    The event was sponsored by the Bedford Christian Fellowship, the National D-Day Memorial Foundation, American Legion Post 54, the Society of St. Andrew and the Bedford County Ministerial Association.
    The guest speaker was George Lussier, national executive board chairman of the American Legion.  He was a radioman aboard the USS Forest Sherman (DD-931) in the mid-1960s.

    “We spent quite a bit of time in the North Atlantic,” he commented.
    Lussier spoke about the Legion’s Operation Comfort Warrior.
    He said Operation Comfort Warrior started in 2007 because wounded soldiers were coming back to medical centers in the United States often with only what they were wearing. Their personal items were slow in making the trip back and the Legion saw the need to help.

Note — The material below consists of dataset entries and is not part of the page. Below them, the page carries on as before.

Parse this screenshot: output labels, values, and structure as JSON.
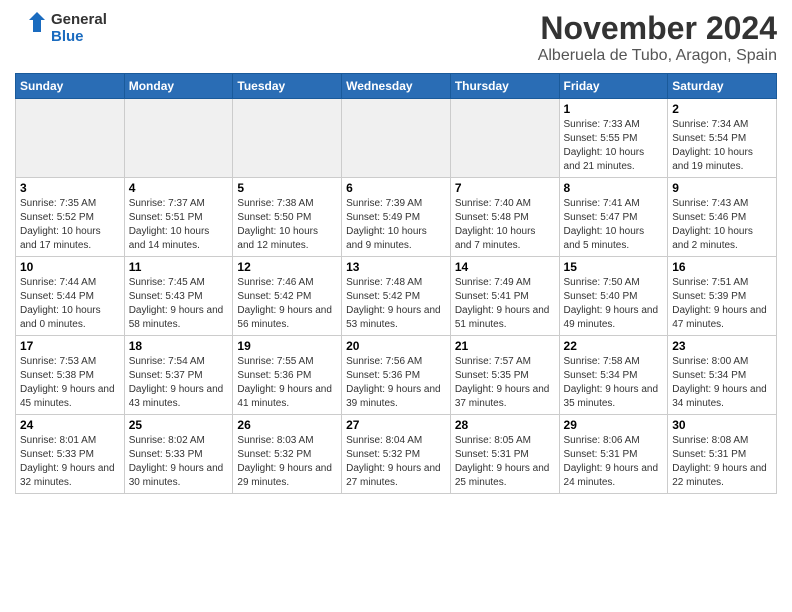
{
  "logo": {
    "general": "General",
    "blue": "Blue"
  },
  "title": "November 2024",
  "location": "Alberuela de Tubo, Aragon, Spain",
  "weekdays": [
    "Sunday",
    "Monday",
    "Tuesday",
    "Wednesday",
    "Thursday",
    "Friday",
    "Saturday"
  ],
  "weeks": [
    [
      {
        "day": "",
        "empty": true
      },
      {
        "day": "",
        "empty": true
      },
      {
        "day": "",
        "empty": true
      },
      {
        "day": "",
        "empty": true
      },
      {
        "day": "",
        "empty": true
      },
      {
        "day": "1",
        "info": "Sunrise: 7:33 AM\nSunset: 5:55 PM\nDaylight: 10 hours and 21 minutes."
      },
      {
        "day": "2",
        "info": "Sunrise: 7:34 AM\nSunset: 5:54 PM\nDaylight: 10 hours and 19 minutes."
      }
    ],
    [
      {
        "day": "3",
        "info": "Sunrise: 7:35 AM\nSunset: 5:52 PM\nDaylight: 10 hours and 17 minutes."
      },
      {
        "day": "4",
        "info": "Sunrise: 7:37 AM\nSunset: 5:51 PM\nDaylight: 10 hours and 14 minutes."
      },
      {
        "day": "5",
        "info": "Sunrise: 7:38 AM\nSunset: 5:50 PM\nDaylight: 10 hours and 12 minutes."
      },
      {
        "day": "6",
        "info": "Sunrise: 7:39 AM\nSunset: 5:49 PM\nDaylight: 10 hours and 9 minutes."
      },
      {
        "day": "7",
        "info": "Sunrise: 7:40 AM\nSunset: 5:48 PM\nDaylight: 10 hours and 7 minutes."
      },
      {
        "day": "8",
        "info": "Sunrise: 7:41 AM\nSunset: 5:47 PM\nDaylight: 10 hours and 5 minutes."
      },
      {
        "day": "9",
        "info": "Sunrise: 7:43 AM\nSunset: 5:46 PM\nDaylight: 10 hours and 2 minutes."
      }
    ],
    [
      {
        "day": "10",
        "info": "Sunrise: 7:44 AM\nSunset: 5:44 PM\nDaylight: 10 hours and 0 minutes."
      },
      {
        "day": "11",
        "info": "Sunrise: 7:45 AM\nSunset: 5:43 PM\nDaylight: 9 hours and 58 minutes."
      },
      {
        "day": "12",
        "info": "Sunrise: 7:46 AM\nSunset: 5:42 PM\nDaylight: 9 hours and 56 minutes."
      },
      {
        "day": "13",
        "info": "Sunrise: 7:48 AM\nSunset: 5:42 PM\nDaylight: 9 hours and 53 minutes."
      },
      {
        "day": "14",
        "info": "Sunrise: 7:49 AM\nSunset: 5:41 PM\nDaylight: 9 hours and 51 minutes."
      },
      {
        "day": "15",
        "info": "Sunrise: 7:50 AM\nSunset: 5:40 PM\nDaylight: 9 hours and 49 minutes."
      },
      {
        "day": "16",
        "info": "Sunrise: 7:51 AM\nSunset: 5:39 PM\nDaylight: 9 hours and 47 minutes."
      }
    ],
    [
      {
        "day": "17",
        "info": "Sunrise: 7:53 AM\nSunset: 5:38 PM\nDaylight: 9 hours and 45 minutes."
      },
      {
        "day": "18",
        "info": "Sunrise: 7:54 AM\nSunset: 5:37 PM\nDaylight: 9 hours and 43 minutes."
      },
      {
        "day": "19",
        "info": "Sunrise: 7:55 AM\nSunset: 5:36 PM\nDaylight: 9 hours and 41 minutes."
      },
      {
        "day": "20",
        "info": "Sunrise: 7:56 AM\nSunset: 5:36 PM\nDaylight: 9 hours and 39 minutes."
      },
      {
        "day": "21",
        "info": "Sunrise: 7:57 AM\nSunset: 5:35 PM\nDaylight: 9 hours and 37 minutes."
      },
      {
        "day": "22",
        "info": "Sunrise: 7:58 AM\nSunset: 5:34 PM\nDaylight: 9 hours and 35 minutes."
      },
      {
        "day": "23",
        "info": "Sunrise: 8:00 AM\nSunset: 5:34 PM\nDaylight: 9 hours and 34 minutes."
      }
    ],
    [
      {
        "day": "24",
        "info": "Sunrise: 8:01 AM\nSunset: 5:33 PM\nDaylight: 9 hours and 32 minutes."
      },
      {
        "day": "25",
        "info": "Sunrise: 8:02 AM\nSunset: 5:33 PM\nDaylight: 9 hours and 30 minutes."
      },
      {
        "day": "26",
        "info": "Sunrise: 8:03 AM\nSunset: 5:32 PM\nDaylight: 9 hours and 29 minutes."
      },
      {
        "day": "27",
        "info": "Sunrise: 8:04 AM\nSunset: 5:32 PM\nDaylight: 9 hours and 27 minutes."
      },
      {
        "day": "28",
        "info": "Sunrise: 8:05 AM\nSunset: 5:31 PM\nDaylight: 9 hours and 25 minutes."
      },
      {
        "day": "29",
        "info": "Sunrise: 8:06 AM\nSunset: 5:31 PM\nDaylight: 9 hours and 24 minutes."
      },
      {
        "day": "30",
        "info": "Sunrise: 8:08 AM\nSunset: 5:31 PM\nDaylight: 9 hours and 22 minutes."
      }
    ]
  ]
}
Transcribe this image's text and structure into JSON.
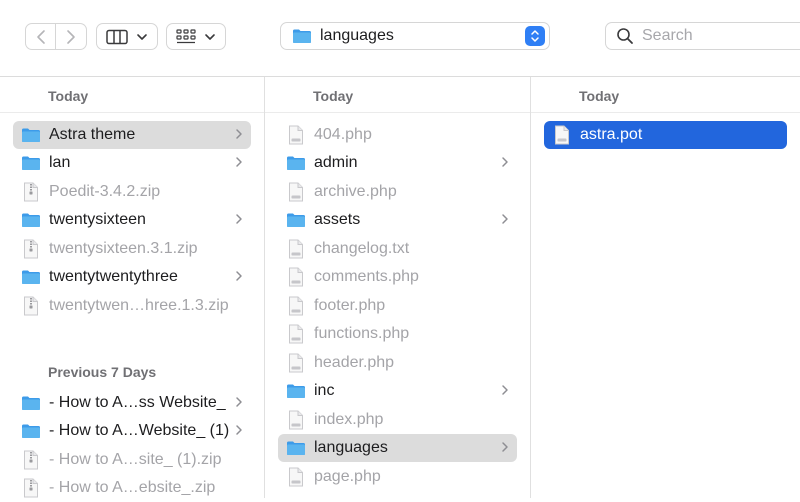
{
  "toolbar": {
    "path_label": "languages",
    "search_placeholder": "Search"
  },
  "columns": [
    {
      "header": "Today",
      "group_title": "Previous 7 Days",
      "items": [
        {
          "label": "Astra theme",
          "type": "folder"
        },
        {
          "label": "lan",
          "type": "folder"
        },
        {
          "label": "Poedit-3.4.2.zip",
          "type": "zip"
        },
        {
          "label": "twentysixteen",
          "type": "folder"
        },
        {
          "label": "twentysixteen.3.1.zip",
          "type": "zip"
        },
        {
          "label": "twentytwentythree",
          "type": "folder"
        },
        {
          "label": "twentytwen…hree.1.3.zip",
          "type": "zip"
        },
        {
          "label": "- How to A…ss Website_",
          "type": "folder"
        },
        {
          "label": "- How to A…Website_ (1)",
          "type": "folder"
        },
        {
          "label": "- How to A…site_ (1).zip",
          "type": "zip"
        },
        {
          "label": "- How to A…ebsite_.zip",
          "type": "zip"
        }
      ]
    },
    {
      "header": "Today",
      "items": [
        {
          "label": "404.php",
          "type": "file"
        },
        {
          "label": "admin",
          "type": "folder"
        },
        {
          "label": "archive.php",
          "type": "file"
        },
        {
          "label": "assets",
          "type": "folder"
        },
        {
          "label": "changelog.txt",
          "type": "file"
        },
        {
          "label": "comments.php",
          "type": "file"
        },
        {
          "label": "footer.php",
          "type": "file"
        },
        {
          "label": "functions.php",
          "type": "file"
        },
        {
          "label": "header.php",
          "type": "file"
        },
        {
          "label": "inc",
          "type": "folder"
        },
        {
          "label": "index.php",
          "type": "file"
        },
        {
          "label": "languages",
          "type": "folder"
        },
        {
          "label": "page.php",
          "type": "file"
        }
      ]
    },
    {
      "header": "Today",
      "items": [
        {
          "label": "astra.pot",
          "type": "file"
        }
      ]
    }
  ],
  "colors": {
    "folder": "#5ab4ef",
    "selection_active": "#2266dd",
    "selection_inactive": "#dcdcdc",
    "accent": "#2f7ff5"
  }
}
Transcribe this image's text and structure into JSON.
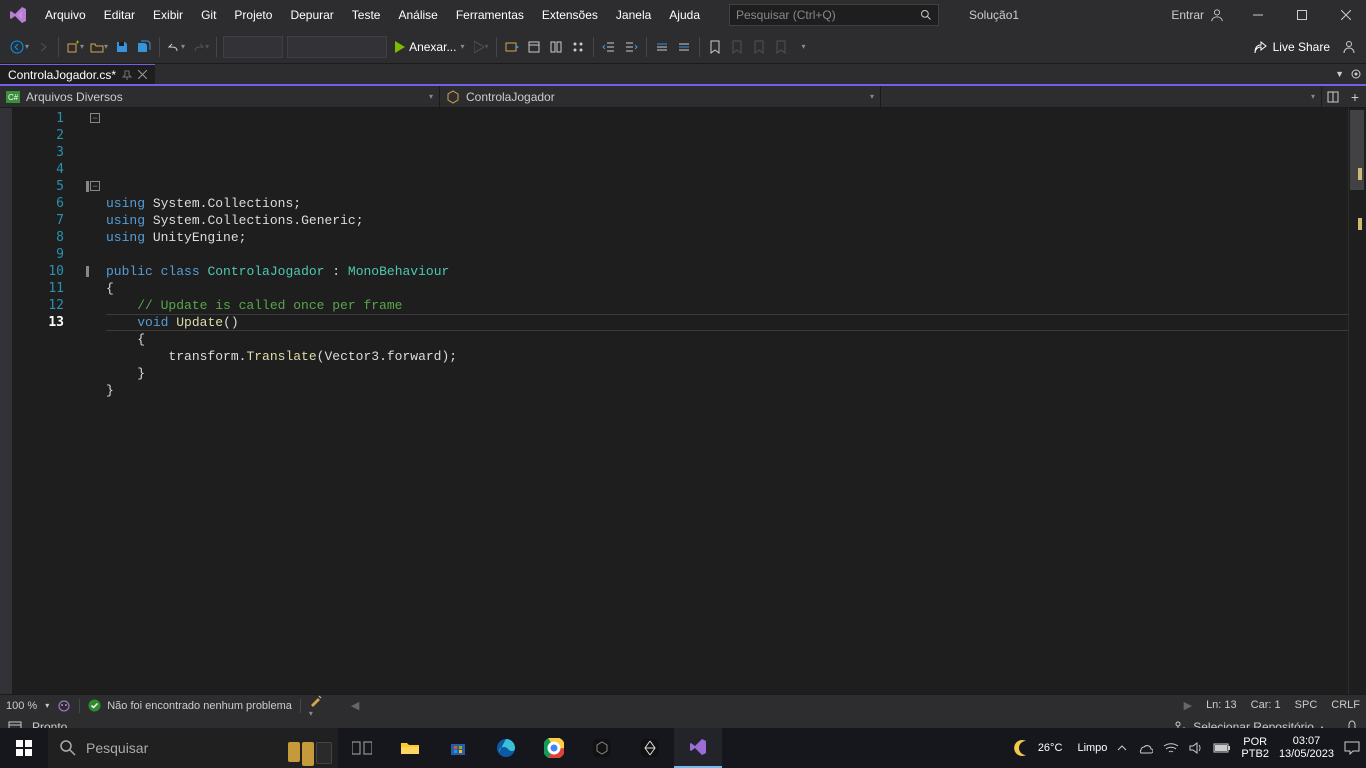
{
  "menu": [
    "Arquivo",
    "Editar",
    "Exibir",
    "Git",
    "Projeto",
    "Depurar",
    "Teste",
    "Análise",
    "Ferramentas",
    "Extensões",
    "Janela",
    "Ajuda"
  ],
  "search_placeholder": "Pesquisar (Ctrl+Q)",
  "solution": "Solução1",
  "signin": "Entrar",
  "run_label": "Anexar...",
  "live_share": "Live Share",
  "tab": {
    "name": "ControlaJogador.cs*",
    "modified": true
  },
  "nav": {
    "left": "Arquivos Diversos",
    "mid": "ControlaJogador",
    "right": ""
  },
  "code": {
    "lines": [
      {
        "n": 1,
        "html": "<span class='kw'>using</span> <span class='pln'>System</span>.<span class='pln'>Collections</span>;"
      },
      {
        "n": 2,
        "html": "<span class='kw'>using</span> <span class='pln'>System</span>.<span class='pln'>Collections</span>.<span class='pln'>Generic</span>;"
      },
      {
        "n": 3,
        "html": "<span class='kw'>using</span> <span class='pln'>UnityEngine</span>;"
      },
      {
        "n": 4,
        "html": ""
      },
      {
        "n": 5,
        "html": "<span class='kw'>public</span> <span class='kw'>class</span> <span class='cls'>ControlaJogador</span> : <span class='cls'>MonoBehaviour</span>"
      },
      {
        "n": 6,
        "html": "{"
      },
      {
        "n": 7,
        "html": "    <span class='cmt'>// Update is called once per frame</span>"
      },
      {
        "n": 8,
        "html": "    <span class='kw'>void</span> <span class='meth'>Update</span>()"
      },
      {
        "n": 9,
        "html": "    {"
      },
      {
        "n": 10,
        "html": "        transform.<span class='meth'>Translate</span>(<span class='pln'>Vector3</span>.forward);"
      },
      {
        "n": 11,
        "html": "    }"
      },
      {
        "n": 12,
        "html": "}"
      },
      {
        "n": 13,
        "html": ""
      }
    ],
    "current_line": 13
  },
  "editor_bottom": {
    "zoom": "100 %",
    "problems": "Não foi encontrado nenhum problema",
    "pos_ln_label": "Ln:",
    "pos_ln": "13",
    "pos_col_label": "Car:",
    "pos_col": "1",
    "ind": "SPC",
    "eol": "CRLF"
  },
  "status": {
    "ready": "Pronto",
    "repo": "Selecionar Repositório"
  },
  "taskbar": {
    "search_placeholder": "Pesquisar",
    "weather_temp": "26°C",
    "weather_desc": "Limpo",
    "lang1": "POR",
    "lang2": "PTB2",
    "time": "03:07",
    "date": "13/05/2023"
  }
}
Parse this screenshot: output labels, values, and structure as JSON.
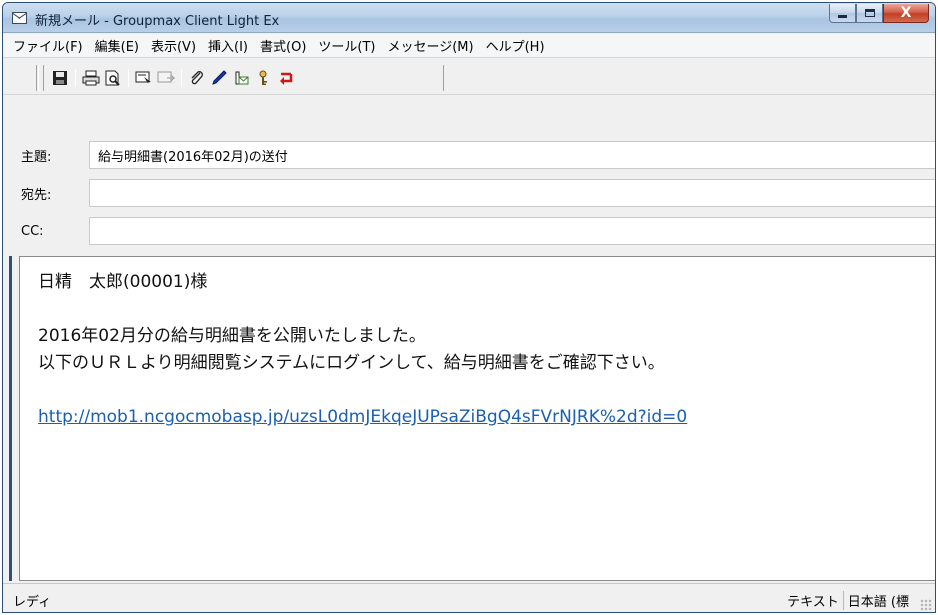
{
  "window": {
    "title": "新規メール - Groupmax Client Light Ex",
    "minimize_label": "",
    "maximize_label": "",
    "close_label": "X"
  },
  "menu": {
    "items": [
      {
        "label": "ファイル(F)"
      },
      {
        "label": "編集(E)"
      },
      {
        "label": "表示(V)"
      },
      {
        "label": "挿入(I)"
      },
      {
        "label": "書式(O)"
      },
      {
        "label": "ツール(T)"
      },
      {
        "label": "メッセージ(M)"
      },
      {
        "label": "ヘルプ(H)"
      }
    ]
  },
  "toolbar": {
    "icons": [
      "save-icon",
      "print-icon",
      "print-preview-icon",
      "select-icon",
      "insert-icon",
      "attach-icon",
      "pen-icon",
      "address-icon",
      "key-icon",
      "undo-icon"
    ],
    "colors": {
      "undo": "#d01818",
      "key": "#c8a21a",
      "address": "#3a7a2a",
      "pen": "#1a3aa8"
    }
  },
  "fields": {
    "subject": {
      "label": "主題:",
      "value": "給与明細書(2016年02月)の送付"
    },
    "to": {
      "label": "宛先:",
      "value": ""
    },
    "cc": {
      "label": "CC:",
      "value": ""
    }
  },
  "body": {
    "line1": "日精　太郎(00001)様",
    "line2": "2016年02月分の給与明細書を公開いたしました。",
    "line3": "以下のＵＲＬより明細閲覧システムにログインして、給与明細書をご確認下さい。",
    "link": "http://mob1.ncgocmobasp.jp/uzsL0dmJEkqeJUPsaZiBgQ4sFVrNJRK%2d?id=0",
    "link_color": "#1a5fb4"
  },
  "status": {
    "left": "レディ",
    "format": "テキスト",
    "encoding": "日本語 (標"
  }
}
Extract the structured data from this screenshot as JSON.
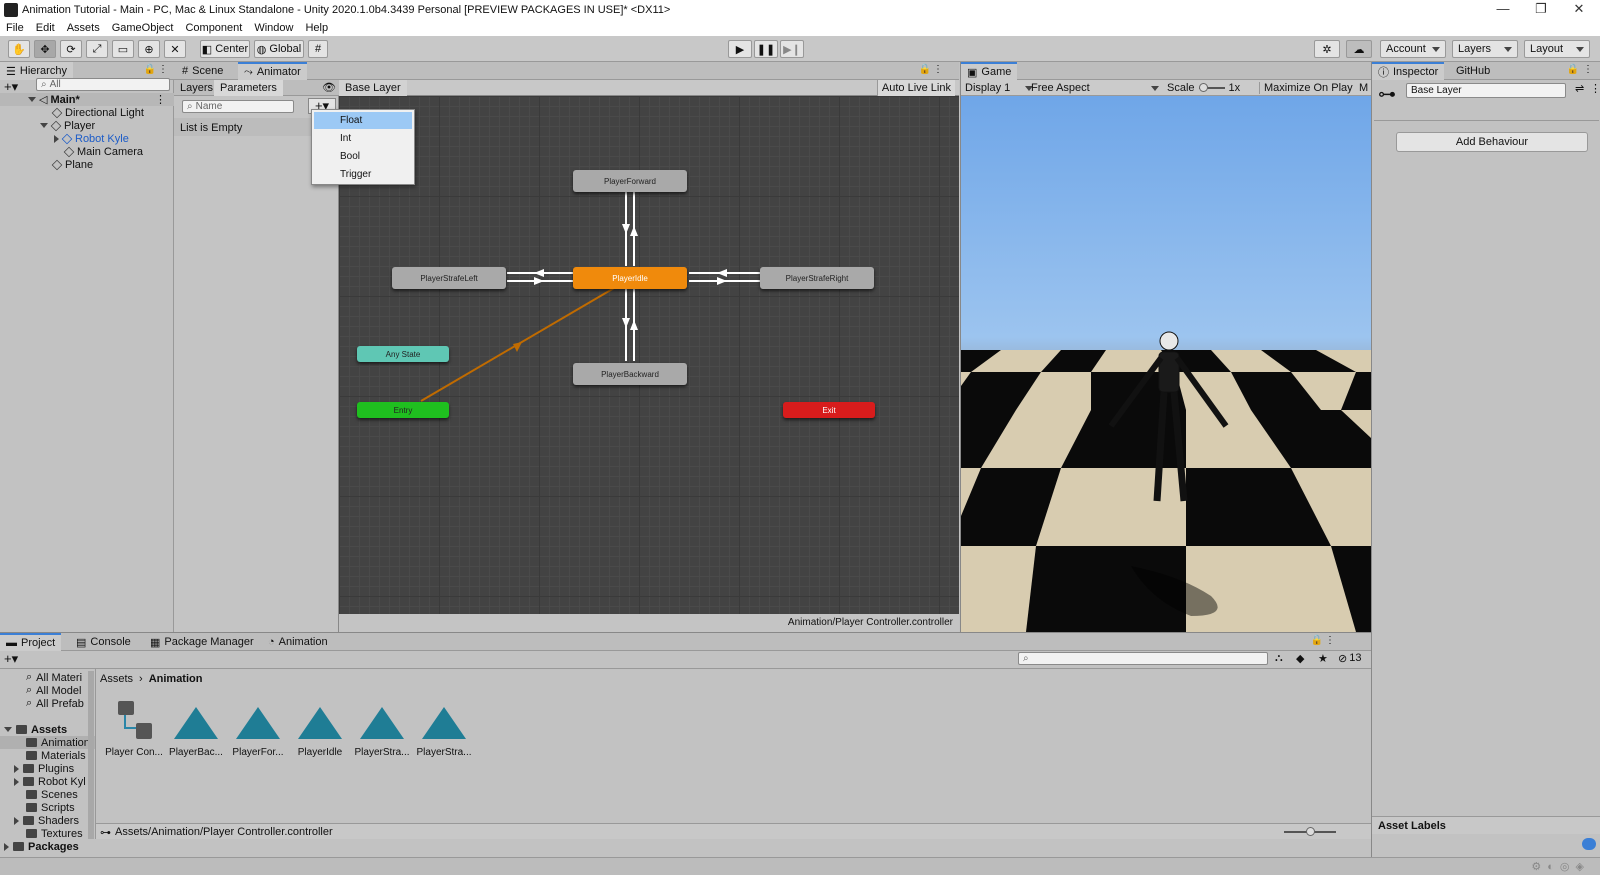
{
  "window": {
    "title": "Animation Tutorial - Main - PC, Mac & Linux Standalone - Unity 2020.1.0b4.3439 Personal [PREVIEW PACKAGES IN USE]* <DX11>",
    "minimize": "—",
    "restore": "❐",
    "close": "✕"
  },
  "menu": [
    "File",
    "Edit",
    "Assets",
    "GameObject",
    "Component",
    "Window",
    "Help"
  ],
  "toolbar": {
    "center": "Center",
    "global": "Global",
    "account": "Account",
    "layers": "Layers",
    "layout": "Layout"
  },
  "hierarchy": {
    "tab": "Hierarchy",
    "search_placeholder": "All",
    "scene": "Main*",
    "items": [
      "Directional Light",
      "Player",
      "Robot Kyle",
      "Main Camera",
      "Plane"
    ]
  },
  "animator": {
    "tabs": [
      "Scene",
      "Animator"
    ],
    "subtabs": [
      "Layers",
      "Parameters"
    ],
    "name_placeholder": "Name",
    "list_empty": "List is Empty",
    "breadcrumb": "Base Layer",
    "auto_live_link": "Auto Live Link",
    "footer_path": "Animation/Player Controller.controller",
    "states": [
      "PlayerForward",
      "PlayerStrafeLeft",
      "PlayerIdle",
      "PlayerStrafeRight",
      "PlayerBackward",
      "Any State",
      "Entry",
      "Exit"
    ],
    "dropdown": [
      "Float",
      "Int",
      "Bool",
      "Trigger"
    ]
  },
  "game": {
    "tab": "Game",
    "display": "Display 1",
    "aspect": "Free Aspect",
    "scale_label": "Scale",
    "scale_value": "1x",
    "maximize": "Maximize On Play",
    "more": "M"
  },
  "inspector": {
    "tabs": [
      "Inspector",
      "GitHub"
    ],
    "name": "Base Layer",
    "add_behaviour": "Add Behaviour",
    "asset_labels": "Asset Labels"
  },
  "project": {
    "tabs": [
      "Project",
      "Console",
      "Package Manager",
      "Animation"
    ],
    "hidden_count": "13",
    "favorites": [
      "All Materi",
      "All Model",
      "All Prefab"
    ],
    "tree_root": "Assets",
    "tree": [
      "Animation",
      "Materials",
      "Plugins",
      "Robot Kyl",
      "Scenes",
      "Scripts",
      "Shaders",
      "Textures"
    ],
    "packages": "Packages",
    "breadcrumb_root": "Assets",
    "breadcrumb_sep": "›",
    "breadcrumb_current": "Animation",
    "assets": [
      "Player Con...",
      "PlayerBac...",
      "PlayerFor...",
      "PlayerIdle",
      "PlayerStra...",
      "PlayerStra..."
    ],
    "footer_path": "Assets/Animation/Player Controller.controller"
  },
  "colors": {
    "idle": "#f08a0c",
    "any_state": "#5fc7b4",
    "entry": "#1fbf1f",
    "exit": "#d81c1c",
    "state": "#a9a9a9",
    "accent": "#3b7fd6"
  }
}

    Last year, all of the Legion’s programs for wounded warriors were consolidated under Operation Comfort Warrior.  Lussier said the Legion is going to major medical centers because that’s where the greatest concentration of injured servicemen are.
    What the effort provides depends on the need, and  Lussier said they find out what’s needed from the medical center. The need may be for items to keep the soldiers’ minds busy, iPods to counteract the ringing a soldier may have in his ears due to an IED blast or bulky sweats that won’t put pressure on healing burns. They have also had requests for musical instruments and sporting goods.
    One medical center, with a number of buildings that are widely separated, asked for Segways.
    “These wounded warriors have a hard time walking,”  Lussier said.
     Lussier said they are also working with wounded veterans who are living in the community. He said they want to do more for veterans with traumatic brain injuries and are seeking to find them jobs they can do from home.
    He urged local organizations that want to help wounded veterans in the community to seek both large and small donations.
    “You don’t have to get and look for big donors,” he said. Pointing out the value of small donations, he mentioned a school system that raised $3,000 through a “penny challenge.” This fundraising drive raised the entire amount in pennies.
     Lussier said that the Legion would like to partner with local organizations. He said the biggest problem it has in helping injured veterans living in the community is to identify them. Local residents can help them in this effort.